New Software for Processing of LWD Extra-Deep and Azimuthal Resistivity Data (Russian)

Sviridov, Mikhail (Baker Hughes) | Mosin, Anton (Baker Hughes) | Antonov, Yury (Baker Hughes) | Nikitenko, Marina (Baker Hughes) | Martakov, Sergey (Baker Hughes) | Rabinovich, Michael (BP)


The pdf file of this paper is in Russian. To purchase the paper in English, order SPE-160257-MS.


In petroleum exploration, reservoir navigation is used for reaching a productive reservoir and placing the borehole optimally inside the reservoir to maximize production. For proper well placement, it is necessary to calculate in real-time parameters of the formation we are drilling in, and the parameters of formations we are approaching. Based on these results, a decision to change the direction of drilling could be made. Modern logging while drilling (LWD) extra-deep and azimuthal resistivity tools acquire multi-component, multi-spacing, and multi-frequency data that provide sufficient information for resolving the surrounding formation parameters. These tools are generally used for reservoir navigation and real-time formation evaluation. However, real-time interpretation software very often is based on simplified resistivity models that can be inadequate and lead to incorrect geosteering decisions.

The core of the newly developed software is an inversion algorithm based on a model of transversely-isotropic layered earth with an arbitrary number of layers. The following model parameters are determined in real time: horizontal and vertical resistivities and thickness of each layer, formation dip, and azimuth. The inversion algorithm is based on the method of the most-probable parameter combination. The algorithm has good performance and excellent convergence due to its enhanced capability of avoiding local minima. This capability enables interpretation of real-time resistivity data, including azimuthal and extra-deep measurements.

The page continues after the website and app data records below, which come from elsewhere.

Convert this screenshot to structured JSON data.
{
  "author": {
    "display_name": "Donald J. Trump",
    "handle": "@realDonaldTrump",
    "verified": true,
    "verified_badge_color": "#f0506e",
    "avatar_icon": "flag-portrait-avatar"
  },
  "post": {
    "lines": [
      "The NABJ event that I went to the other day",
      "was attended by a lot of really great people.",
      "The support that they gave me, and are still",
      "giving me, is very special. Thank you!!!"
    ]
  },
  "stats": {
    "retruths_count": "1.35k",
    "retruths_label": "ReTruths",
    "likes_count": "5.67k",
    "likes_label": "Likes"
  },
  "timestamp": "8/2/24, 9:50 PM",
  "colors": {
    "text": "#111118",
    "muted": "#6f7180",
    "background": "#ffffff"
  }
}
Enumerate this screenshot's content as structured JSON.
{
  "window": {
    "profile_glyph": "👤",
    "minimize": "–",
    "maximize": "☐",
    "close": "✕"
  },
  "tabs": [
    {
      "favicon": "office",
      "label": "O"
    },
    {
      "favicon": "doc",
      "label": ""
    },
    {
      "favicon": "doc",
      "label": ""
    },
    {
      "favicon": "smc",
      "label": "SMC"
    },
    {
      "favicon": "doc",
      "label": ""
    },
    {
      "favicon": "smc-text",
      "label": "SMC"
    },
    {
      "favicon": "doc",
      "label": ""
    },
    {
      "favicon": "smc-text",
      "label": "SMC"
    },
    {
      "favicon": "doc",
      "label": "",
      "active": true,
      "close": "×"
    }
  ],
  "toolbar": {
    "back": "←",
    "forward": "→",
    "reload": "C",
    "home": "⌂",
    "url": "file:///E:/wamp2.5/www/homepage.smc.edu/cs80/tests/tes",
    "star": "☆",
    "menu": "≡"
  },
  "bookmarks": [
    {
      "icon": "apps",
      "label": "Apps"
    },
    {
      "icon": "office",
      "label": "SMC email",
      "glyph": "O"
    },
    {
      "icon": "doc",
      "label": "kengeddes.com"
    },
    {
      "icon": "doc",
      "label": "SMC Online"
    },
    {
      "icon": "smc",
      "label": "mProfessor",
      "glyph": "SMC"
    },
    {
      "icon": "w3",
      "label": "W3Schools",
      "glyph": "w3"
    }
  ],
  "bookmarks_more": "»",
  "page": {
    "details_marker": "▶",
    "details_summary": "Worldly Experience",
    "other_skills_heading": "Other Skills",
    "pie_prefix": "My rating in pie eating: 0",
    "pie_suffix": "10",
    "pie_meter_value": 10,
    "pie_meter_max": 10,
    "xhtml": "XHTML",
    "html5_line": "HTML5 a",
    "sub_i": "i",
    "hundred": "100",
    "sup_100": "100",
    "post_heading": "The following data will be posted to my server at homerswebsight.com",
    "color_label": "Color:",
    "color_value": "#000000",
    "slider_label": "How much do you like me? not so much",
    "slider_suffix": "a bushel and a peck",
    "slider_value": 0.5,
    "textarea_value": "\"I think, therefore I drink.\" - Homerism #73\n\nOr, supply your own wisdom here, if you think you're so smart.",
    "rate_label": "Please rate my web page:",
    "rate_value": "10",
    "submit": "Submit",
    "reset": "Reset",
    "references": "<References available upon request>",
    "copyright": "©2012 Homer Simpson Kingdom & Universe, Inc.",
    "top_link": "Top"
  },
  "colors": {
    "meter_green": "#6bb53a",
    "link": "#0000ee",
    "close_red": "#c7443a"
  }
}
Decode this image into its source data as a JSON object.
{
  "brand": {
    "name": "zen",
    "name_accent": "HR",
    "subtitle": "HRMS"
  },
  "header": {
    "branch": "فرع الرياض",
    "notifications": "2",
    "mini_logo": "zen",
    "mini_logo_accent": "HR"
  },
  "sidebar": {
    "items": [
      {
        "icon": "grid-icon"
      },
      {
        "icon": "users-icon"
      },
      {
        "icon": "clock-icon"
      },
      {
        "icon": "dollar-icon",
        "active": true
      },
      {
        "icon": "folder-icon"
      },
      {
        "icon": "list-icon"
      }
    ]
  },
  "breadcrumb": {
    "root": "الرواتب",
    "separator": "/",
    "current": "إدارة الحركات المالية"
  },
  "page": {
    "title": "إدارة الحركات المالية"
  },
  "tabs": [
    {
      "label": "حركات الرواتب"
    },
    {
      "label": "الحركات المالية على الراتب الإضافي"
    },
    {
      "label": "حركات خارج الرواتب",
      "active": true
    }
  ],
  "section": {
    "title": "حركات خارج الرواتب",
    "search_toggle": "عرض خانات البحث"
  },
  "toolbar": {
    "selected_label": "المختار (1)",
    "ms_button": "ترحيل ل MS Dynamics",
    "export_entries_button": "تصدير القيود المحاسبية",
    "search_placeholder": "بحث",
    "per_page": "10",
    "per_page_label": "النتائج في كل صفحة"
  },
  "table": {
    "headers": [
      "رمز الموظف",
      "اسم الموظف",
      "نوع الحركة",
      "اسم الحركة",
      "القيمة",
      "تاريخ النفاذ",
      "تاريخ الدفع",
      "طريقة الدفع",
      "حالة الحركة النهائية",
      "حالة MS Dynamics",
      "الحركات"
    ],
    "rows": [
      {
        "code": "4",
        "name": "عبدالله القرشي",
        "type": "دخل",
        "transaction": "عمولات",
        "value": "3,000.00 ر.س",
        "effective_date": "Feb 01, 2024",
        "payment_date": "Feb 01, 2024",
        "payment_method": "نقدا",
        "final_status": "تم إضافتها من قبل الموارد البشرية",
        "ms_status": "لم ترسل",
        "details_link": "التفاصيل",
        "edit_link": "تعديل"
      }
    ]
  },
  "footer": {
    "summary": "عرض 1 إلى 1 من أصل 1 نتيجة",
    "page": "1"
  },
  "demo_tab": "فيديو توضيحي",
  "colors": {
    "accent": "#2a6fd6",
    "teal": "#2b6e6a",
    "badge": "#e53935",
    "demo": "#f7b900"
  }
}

A graphical user interface was developed to provide an interactive environment for each stage of the resistivity data interpretation process: preview of input resistivity logs, initial preprocessing and filtering of raw data, creation of initial guess, running inversion and viewing inversion results, and quality control indicators. Applications of the developed software will be shown on a series of synthetic examples and field data from the North Sea. This newly developed software is currently in use for real-time reservoir navigation and post-well analysis.